You can go from raising $5000 to $6000-$7000. That’s nothing to sneeze at. For a long time in the conventional industry “pre-sales” have been a key element of financing films. Crowdfunding at its best is like that – I like to call it: “pre-sales from below,” rather than pre-sales through corporate broadcasters and national or international distributors.
Last winter, history was made in Canada when, after years of lobbying, the Supreme Court struck down three major aspects of sex work laws in Canada, making them void. This was a unique occurrence, where the Supreme Court gave legislators one year to come up with new legislation. This opportunity for change meant that Canada could lead the way with sex work reform, crafting a new model that could make the lives of sex workers less marginalized and overall safer.
While some applauded the strike down, groups like STELLA based in Montreal, and Concordia University’s Simone de Beauvoir Institute, acted as an intervener on the case. Others like the Native Women’s Association of Canada (NWAC), took a firm stance against the ruling, stating that such a ruling failed to protect Indigenous women who are already marginalized by society.
Now, the Conservative government has tabled a bill that would target – in Minister Peter MacKay’s words – “pimps and johns” in an effort to criminalize the purchasing of sex work. However this has received criticism from groups that say this will actually make it harder for sex work to be practiced safely.
The name itself is unsavoury – “The Protection of Communities and Exploited Persons Act”– a bill that itself seems concentrated on taking the agency away from sex workers, by deeming them “exploited persons.” Even after tabling the bill, MacKay referred to sex work as a “degrading activity,” that will “always have inherent danger.”
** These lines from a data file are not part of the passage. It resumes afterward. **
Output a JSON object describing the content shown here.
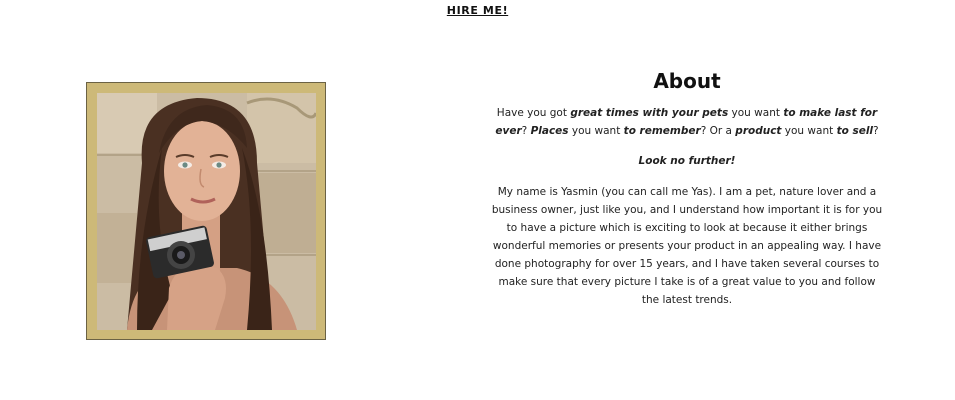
{
  "nav": {
    "hire_label": "HIRE ME!"
  },
  "about": {
    "title": "About",
    "intro": {
      "t1": "Have you got ",
      "b1": "great times with your pets",
      "t2": " you want ",
      "b2": "to make last for ever",
      "t3": "? ",
      "b3": "Places",
      "t4": " you want ",
      "b4": "to remember",
      "t5": "? Or a ",
      "b5": "product",
      "t6": " you want ",
      "b6": "to sell",
      "t7": "?"
    },
    "look": "Look no further!",
    "body": "My name is Yasmin (you can call me Yas). I am a pet, nature lover and a business owner, just like you, and I understand how important it is for you to have a picture which is exciting to look at because it either brings wonderful memories or presents your product in an appealing way. I have done photography for over 15 years, and I have taken several courses to make sure that every picture I take is of a great value to you and follow the latest trends."
  },
  "colors": {
    "frame": "#cdb978",
    "frame_border": "#6b6244"
  }
}
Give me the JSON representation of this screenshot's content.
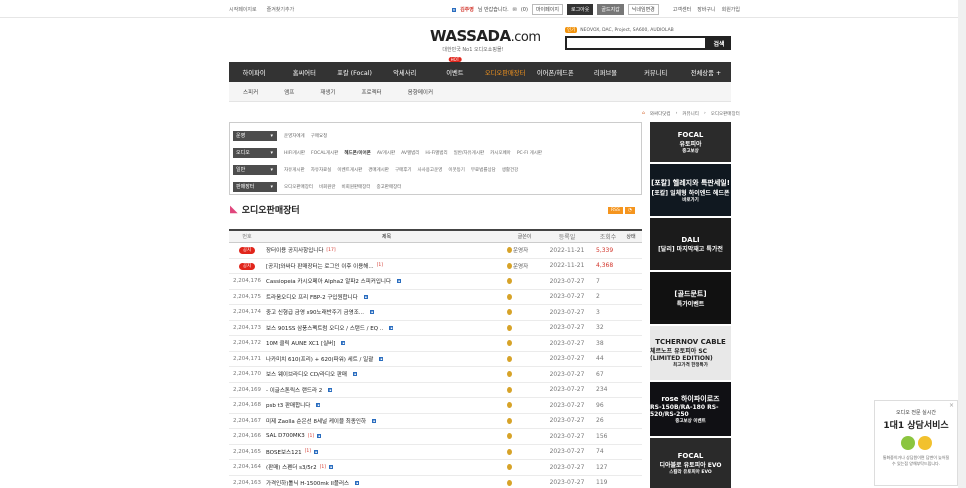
{
  "topbar": {
    "bookmark": "시작페이지로",
    "favorite": "즐겨찾기추가",
    "user_level": "B",
    "user_name": "김주영",
    "greeting": "님 반갑습니다.",
    "message_count": "(0)",
    "mypage": "마이페이지",
    "logout": "로그아웃",
    "gold": "골드지갑",
    "nickname": "닉네임변경",
    "links": [
      "고객센터",
      "장바구니",
      "회원가입"
    ]
  },
  "logo": {
    "name": "WASSADA",
    "suffix": ".com",
    "tagline": "대한민국 No1 오디오쇼핑몰!"
  },
  "search": {
    "popular_label": "인기",
    "popular": "NEOVOX, DAC, Project, SA600, AUDIOLAB",
    "button": "검색",
    "placeholder": ""
  },
  "mainnav": [
    "하이파이",
    "홈씨어터",
    "포칼 (Focal)",
    "악세사리",
    "이벤트",
    "오디오판매장터",
    "이어폰/헤드폰",
    "리퍼브몰",
    "커뮤니티",
    "전체상품 +"
  ],
  "hot_label": "HOT",
  "subnav": [
    "스피커",
    "앰프",
    "재생기",
    "프로젝터",
    "음향메이커"
  ],
  "breadcrumb": {
    "home": "와싸다닷컴",
    "sep1": "커뮤니티",
    "current": "오디오판매장터"
  },
  "categories": [
    {
      "select": "운영",
      "links": [
        "운영자에게",
        "구매요청"
      ]
    },
    {
      "select": "오디오",
      "links": [
        "HIFI게시판",
        "FOCAL게시판",
        "헤드폰/이어폰",
        "AV게시판",
        "AV앨범리",
        "Hi-Fi앨범리",
        "일반/자유게시판",
        "카시오페아",
        "PC-FI 게시판"
      ]
    },
    {
      "select": "일반",
      "links": [
        "자유게시판",
        "자유자료실",
        "이벤트게시판",
        "경매게시판",
        "구매후기",
        "사사용고운영",
        "이웃등기",
        "무료법률상담",
        "생활건강"
      ]
    },
    {
      "select": "판매장터",
      "links": [
        "오디오판매장터",
        "비회원란",
        "비회원판매장터",
        "중고판매장터"
      ]
    }
  ],
  "board_title": "오디오판매장터",
  "rss": "RSS",
  "table_headers": {
    "no": "번호",
    "subject": "제목",
    "writer": "글쓴이",
    "date": "등록일",
    "hit": "조회수",
    "state": "상태"
  },
  "rows": [
    {
      "no": "공지",
      "subject": "장터이용 공지사항입니다",
      "cmt": "[17]",
      "writer": "운영자",
      "date": "2022-11-21",
      "hit": "5,339",
      "notice": true
    },
    {
      "no": "공지",
      "subject": "[공지]와싸다 판매장터는 로그인 이후 이용해...",
      "cmt": "[1]",
      "writer": "운영자",
      "date": "2022-11-21",
      "hit": "4,368",
      "notice": true
    },
    {
      "no": "2,204,176",
      "subject": "Cassiopeia 카시오페아 Alpha2 알파2 스피커입니다",
      "cmt": "",
      "writer": "",
      "date": "2023-07-27",
      "hit": "7"
    },
    {
      "no": "2,204,175",
      "subject": "트라움오디오 프리 FBP-2 구입원합니다",
      "cmt": "",
      "writer": "",
      "date": "2023-07-27",
      "hit": "2"
    },
    {
      "no": "2,204,174",
      "subject": "중고 신형급 금영 s90노래반주기 금영조...",
      "cmt": "",
      "writer": "",
      "date": "2023-07-27",
      "hit": "3"
    },
    {
      "no": "2,204,173",
      "subject": "보스 901SS 삼풍스펙트럼 오디오 / 스탠드 / EQ ..",
      "cmt": "",
      "writer": "",
      "date": "2023-07-27",
      "hit": "32"
    },
    {
      "no": "2,204,172",
      "subject": "10M 클릭 AUNE XC1 [실버]",
      "cmt": "",
      "writer": "",
      "date": "2023-07-27",
      "hit": "38"
    },
    {
      "no": "2,204,171",
      "subject": "나카미치 610(프리) + 620(파워) 세트 / 일괄",
      "cmt": "",
      "writer": "",
      "date": "2023-07-27",
      "hit": "44"
    },
    {
      "no": "2,204,170",
      "subject": "보스 웨이브라디오 CD/라디오 판매",
      "cmt": "",
      "writer": "",
      "date": "2023-07-27",
      "hit": "67"
    },
    {
      "no": "2,204,169",
      "subject": "- 이글스톤릭스 랜드라 2",
      "cmt": "",
      "writer": "",
      "date": "2023-07-27",
      "hit": "234"
    },
    {
      "no": "2,204,168",
      "subject": "psb t3 판매합니다",
      "cmt": "",
      "writer": "",
      "date": "2023-07-27",
      "hit": "96"
    },
    {
      "no": "2,204,167",
      "subject": "미제 Zaolla 순은선 8세널 케이블 최종인하",
      "cmt": "",
      "writer": "",
      "date": "2023-07-27",
      "hit": "26"
    },
    {
      "no": "2,204,166",
      "subject": "SAL D700MK3",
      "cmt": "[1]",
      "writer": "",
      "date": "2023-07-27",
      "hit": "156"
    },
    {
      "no": "2,204,165",
      "subject": "BOSE보스121",
      "cmt": "[1]",
      "writer": "",
      "date": "2023-07-27",
      "hit": "74"
    },
    {
      "no": "2,204,164",
      "subject": "(판매) 스펜더 s3/5r2",
      "cmt": "[1]",
      "writer": "",
      "date": "2023-07-27",
      "hit": "127"
    },
    {
      "no": "2,204,163",
      "subject": "가격인하)톨닉 H-1500mk II플러스",
      "cmt": "",
      "writer": "",
      "date": "2023-07-27",
      "hit": "119"
    }
  ],
  "ads": [
    {
      "t1": "FOCAL",
      "t2": "유토피아",
      "t3": "중고보상",
      "bg": "#2b2b2b"
    },
    {
      "t1": "[포칼] 헬레지와 특판세일!",
      "t2": "[포칼] 일체형 하이엔드 헤드폰",
      "t3": "바로가기",
      "bg": "#101820"
    },
    {
      "t1": "DALI",
      "t2": "[달리] 마지막재고 특가전",
      "t3": "",
      "bg": "#1b1b1b"
    },
    {
      "t1": "[골드문트]",
      "t2": "특가이벤트",
      "t3": "",
      "bg": "#111"
    },
    {
      "t1": "TCHERNOV CABLE",
      "t2": "체르노프 유토피아 SC (LIMITED EDITION)",
      "t3": "최고가격 한정특가",
      "bg": "#e8e8e8"
    },
    {
      "t1": "rose 하이파이로즈",
      "t2": "RS-150B/RA-180 RS-520/RS-250",
      "t3": "중고보상 이벤트",
      "bg": "#101014"
    },
    {
      "t1": "FOCAL",
      "t2": "디아블로 유토피아 EVO",
      "t3": "스칼라 유토피아 EVO",
      "bg": "#2a2a2a"
    }
  ],
  "chat": {
    "l1": "오디오 전문 실시간",
    "l2": "1대1 상담서비스",
    "l3": "통화중이거나 상담원이면 답변이 늦어질수 있는점 양해부탁드립니다.",
    "close": "×"
  }
}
Under the proposed bill, the buying of sexual services, as well as the profiting from others, will be deemed illegal. Additionally, it will also be illegal for services to be advertised in areas where children could be present, something that those who oppose the bill say would force those involved with sex work into less populated and more dangerous areas.
Another part of the act makes it illegal for print or online advertising of services, something that Christine Wilson points out in a Globe and Mail editorial, makes it so sex workers cannot work from home or bawdy houses, areas that can be made secure and vetted beforehand and thus making it more unsafe for sex workers.
Across the board the feedback from the proposed bill appears to be negative. Sex workers and organizations that work to fight for their rights have come out against the bill. The consensus is the bill, while not totally criminalizing sex work, would make it hard for sex workers to work in a safe, secure environment.
By pushing Bill C-36 forward, the Conservative government is ignoring the chance to actually positively reform the laws regarding sex work in Canada, and instead pushes forward a bill that actually endangers the lives of sex workers. MacKay, and other members of the government, should actually take the advice of the workers they are supposedly seeking to protect, and formulate laws in consultation with groups like STELLA, or Maggie’s in Toronto, to form new legislation that would actually be beneficial for sex workers across Canada.